Segment Start: RECORDS FOR PROCESSING
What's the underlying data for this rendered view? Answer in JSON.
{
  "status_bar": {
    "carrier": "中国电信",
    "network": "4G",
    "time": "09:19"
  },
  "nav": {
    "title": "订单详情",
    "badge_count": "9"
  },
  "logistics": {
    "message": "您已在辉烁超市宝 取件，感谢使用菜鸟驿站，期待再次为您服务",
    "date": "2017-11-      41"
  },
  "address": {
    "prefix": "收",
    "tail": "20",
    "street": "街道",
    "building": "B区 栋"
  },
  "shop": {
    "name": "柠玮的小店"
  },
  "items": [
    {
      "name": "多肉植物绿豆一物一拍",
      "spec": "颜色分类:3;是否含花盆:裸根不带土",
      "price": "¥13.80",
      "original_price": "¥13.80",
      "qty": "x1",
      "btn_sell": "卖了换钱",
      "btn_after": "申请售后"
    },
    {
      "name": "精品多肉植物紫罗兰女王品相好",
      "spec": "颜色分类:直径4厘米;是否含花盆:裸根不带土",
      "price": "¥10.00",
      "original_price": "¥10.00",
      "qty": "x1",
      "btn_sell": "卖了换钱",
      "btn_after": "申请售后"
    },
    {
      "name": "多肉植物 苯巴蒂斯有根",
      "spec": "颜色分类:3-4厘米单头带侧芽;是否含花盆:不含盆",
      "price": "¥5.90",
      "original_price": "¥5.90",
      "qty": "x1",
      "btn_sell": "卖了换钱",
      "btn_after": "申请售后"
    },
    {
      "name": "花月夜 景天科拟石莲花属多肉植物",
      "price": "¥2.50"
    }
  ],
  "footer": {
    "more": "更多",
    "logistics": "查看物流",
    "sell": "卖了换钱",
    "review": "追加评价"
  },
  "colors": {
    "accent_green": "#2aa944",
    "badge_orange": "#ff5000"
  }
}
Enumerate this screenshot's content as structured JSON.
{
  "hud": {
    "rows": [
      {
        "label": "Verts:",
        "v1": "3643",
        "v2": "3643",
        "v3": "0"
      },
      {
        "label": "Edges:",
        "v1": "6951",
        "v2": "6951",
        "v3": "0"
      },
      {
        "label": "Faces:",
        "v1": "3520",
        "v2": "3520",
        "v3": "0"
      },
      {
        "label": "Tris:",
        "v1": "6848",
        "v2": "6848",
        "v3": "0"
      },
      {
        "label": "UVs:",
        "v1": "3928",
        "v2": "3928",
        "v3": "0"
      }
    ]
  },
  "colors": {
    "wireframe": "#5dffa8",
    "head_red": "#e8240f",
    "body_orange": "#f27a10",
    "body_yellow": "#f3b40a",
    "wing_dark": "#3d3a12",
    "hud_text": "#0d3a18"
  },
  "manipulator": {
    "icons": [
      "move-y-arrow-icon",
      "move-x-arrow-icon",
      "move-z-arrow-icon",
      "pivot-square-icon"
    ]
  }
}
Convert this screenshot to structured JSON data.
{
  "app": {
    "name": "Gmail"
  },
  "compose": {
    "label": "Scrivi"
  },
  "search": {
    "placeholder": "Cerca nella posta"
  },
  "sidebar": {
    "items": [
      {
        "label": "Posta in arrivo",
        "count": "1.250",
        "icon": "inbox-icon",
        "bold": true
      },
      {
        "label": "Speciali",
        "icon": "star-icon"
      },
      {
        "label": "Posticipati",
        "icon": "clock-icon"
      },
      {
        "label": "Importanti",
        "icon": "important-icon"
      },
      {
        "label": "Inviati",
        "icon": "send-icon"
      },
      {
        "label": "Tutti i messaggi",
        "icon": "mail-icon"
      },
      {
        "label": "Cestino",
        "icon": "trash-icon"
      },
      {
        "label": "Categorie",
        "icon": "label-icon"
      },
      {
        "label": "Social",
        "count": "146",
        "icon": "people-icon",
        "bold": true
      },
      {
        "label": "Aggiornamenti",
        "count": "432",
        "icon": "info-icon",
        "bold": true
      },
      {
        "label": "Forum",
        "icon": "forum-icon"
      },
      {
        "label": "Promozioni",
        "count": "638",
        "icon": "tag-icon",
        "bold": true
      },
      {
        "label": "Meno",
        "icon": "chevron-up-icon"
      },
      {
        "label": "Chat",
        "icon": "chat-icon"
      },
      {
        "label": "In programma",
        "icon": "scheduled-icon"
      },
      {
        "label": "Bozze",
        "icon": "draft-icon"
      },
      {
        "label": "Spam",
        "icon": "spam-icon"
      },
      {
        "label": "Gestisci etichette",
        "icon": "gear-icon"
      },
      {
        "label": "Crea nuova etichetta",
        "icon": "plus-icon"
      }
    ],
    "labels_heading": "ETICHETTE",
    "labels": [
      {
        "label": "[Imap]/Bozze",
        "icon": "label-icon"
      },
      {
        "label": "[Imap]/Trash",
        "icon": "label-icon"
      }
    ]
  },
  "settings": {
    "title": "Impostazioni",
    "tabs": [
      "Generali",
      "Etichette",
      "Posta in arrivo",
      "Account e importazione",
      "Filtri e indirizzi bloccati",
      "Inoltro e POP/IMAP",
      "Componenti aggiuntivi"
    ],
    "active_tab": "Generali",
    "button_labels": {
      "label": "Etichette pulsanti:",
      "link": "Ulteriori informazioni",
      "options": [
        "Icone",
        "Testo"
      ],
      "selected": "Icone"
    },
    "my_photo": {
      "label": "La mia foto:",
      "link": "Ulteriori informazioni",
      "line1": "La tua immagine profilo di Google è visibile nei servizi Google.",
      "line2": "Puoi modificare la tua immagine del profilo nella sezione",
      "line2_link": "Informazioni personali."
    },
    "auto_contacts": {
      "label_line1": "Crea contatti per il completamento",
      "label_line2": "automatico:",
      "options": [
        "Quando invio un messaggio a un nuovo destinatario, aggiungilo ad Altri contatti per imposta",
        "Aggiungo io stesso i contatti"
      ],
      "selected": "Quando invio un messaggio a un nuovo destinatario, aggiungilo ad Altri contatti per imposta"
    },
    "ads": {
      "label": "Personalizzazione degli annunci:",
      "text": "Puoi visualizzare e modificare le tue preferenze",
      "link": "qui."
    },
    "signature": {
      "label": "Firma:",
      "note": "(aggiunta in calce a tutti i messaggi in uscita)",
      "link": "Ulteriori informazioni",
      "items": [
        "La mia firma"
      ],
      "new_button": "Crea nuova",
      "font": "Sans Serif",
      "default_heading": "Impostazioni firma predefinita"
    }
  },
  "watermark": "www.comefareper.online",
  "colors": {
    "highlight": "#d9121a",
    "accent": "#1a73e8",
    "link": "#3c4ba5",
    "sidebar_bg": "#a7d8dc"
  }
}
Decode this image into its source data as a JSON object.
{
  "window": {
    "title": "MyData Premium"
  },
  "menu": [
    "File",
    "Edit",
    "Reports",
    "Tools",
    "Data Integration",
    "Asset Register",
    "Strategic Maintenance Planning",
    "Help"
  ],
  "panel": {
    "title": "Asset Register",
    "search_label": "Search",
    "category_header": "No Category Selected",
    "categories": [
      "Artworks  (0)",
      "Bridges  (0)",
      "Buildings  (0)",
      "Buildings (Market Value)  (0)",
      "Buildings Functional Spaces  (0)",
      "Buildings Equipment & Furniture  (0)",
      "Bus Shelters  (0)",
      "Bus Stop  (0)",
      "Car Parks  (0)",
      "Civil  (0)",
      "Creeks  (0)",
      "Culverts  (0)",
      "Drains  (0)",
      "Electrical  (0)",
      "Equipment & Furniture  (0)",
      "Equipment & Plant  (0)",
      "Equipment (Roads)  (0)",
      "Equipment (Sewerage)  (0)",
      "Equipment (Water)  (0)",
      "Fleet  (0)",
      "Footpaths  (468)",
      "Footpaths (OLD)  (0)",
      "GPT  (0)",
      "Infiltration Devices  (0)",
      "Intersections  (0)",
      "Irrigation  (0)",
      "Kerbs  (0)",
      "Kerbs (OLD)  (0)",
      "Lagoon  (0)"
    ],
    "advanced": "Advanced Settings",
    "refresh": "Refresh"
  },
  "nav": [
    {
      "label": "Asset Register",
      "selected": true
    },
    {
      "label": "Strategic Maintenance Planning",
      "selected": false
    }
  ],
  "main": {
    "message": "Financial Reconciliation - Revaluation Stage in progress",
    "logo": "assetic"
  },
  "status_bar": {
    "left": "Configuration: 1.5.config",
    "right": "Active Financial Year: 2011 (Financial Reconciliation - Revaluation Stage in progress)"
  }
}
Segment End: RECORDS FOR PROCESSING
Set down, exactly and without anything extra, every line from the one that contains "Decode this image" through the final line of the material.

- **ANSWER TO THIS EXERCISE**:
Decode this image into its source data as a JSON object.
{
  "window": {
    "title": "MyData Premium"
  },
  "menu": [
    "File",
    "Edit",
    "Reports",
    "Tools",
    "Data Integration",
    "Asset Register",
    "Strategic Maintenance Planning",
    "Help"
  ],
  "panel": {
    "title": "Asset Register",
    "search_label": "Search",
    "category_header": "No Category Selected",
    "categories": [
      "Artworks  (0)",
      "Bridges  (0)",
      "Buildings  (0)",
      "Buildings (Market Value)  (0)",
      "Buildings Functional Spaces  (0)",
      "Buildings Equipment & Furniture  (0)",
      "Bus Shelters  (0)",
      "Bus Stop  (0)",
      "Car Parks  (0)",
      "Civil  (0)",
      "Creeks  (0)",
      "Culverts  (0)",
      "Drains  (0)",
      "Electrical  (0)",
      "Equipment & Furniture  (0)",
      "Equipment & Plant  (0)",
      "Equipment (Roads)  (0)",
      "Equipment (Sewerage)  (0)",
      "Equipment (Water)  (0)",
      "Fleet  (0)",
      "Footpaths  (468)",
      "Footpaths (OLD)  (0)",
      "GPT  (0)",
      "Infiltration Devices  (0)",
      "Intersections  (0)",
      "Irrigation  (0)",
      "Kerbs  (0)",
      "Kerbs (OLD)  (0)",
      "Lagoon  (0)"
    ],
    "advanced": "Advanced Settings",
    "refresh": "Refresh"
  },
  "nav": [
    {
      "label": "Asset Register",
      "selected": true
    },
    {
      "label": "Strategic Maintenance Planning",
      "selected": false
    }
  ],
  "main": {
    "message": "Financial Reconciliation - Revaluation Stage in progress",
    "logo": "assetic"
  },
  "status_bar": {
    "left": "Configuration: 1.5.config",
    "right": "Active Financial Year: 2011 (Financial Reconciliation - Revaluation Stage in progress)"
  }
}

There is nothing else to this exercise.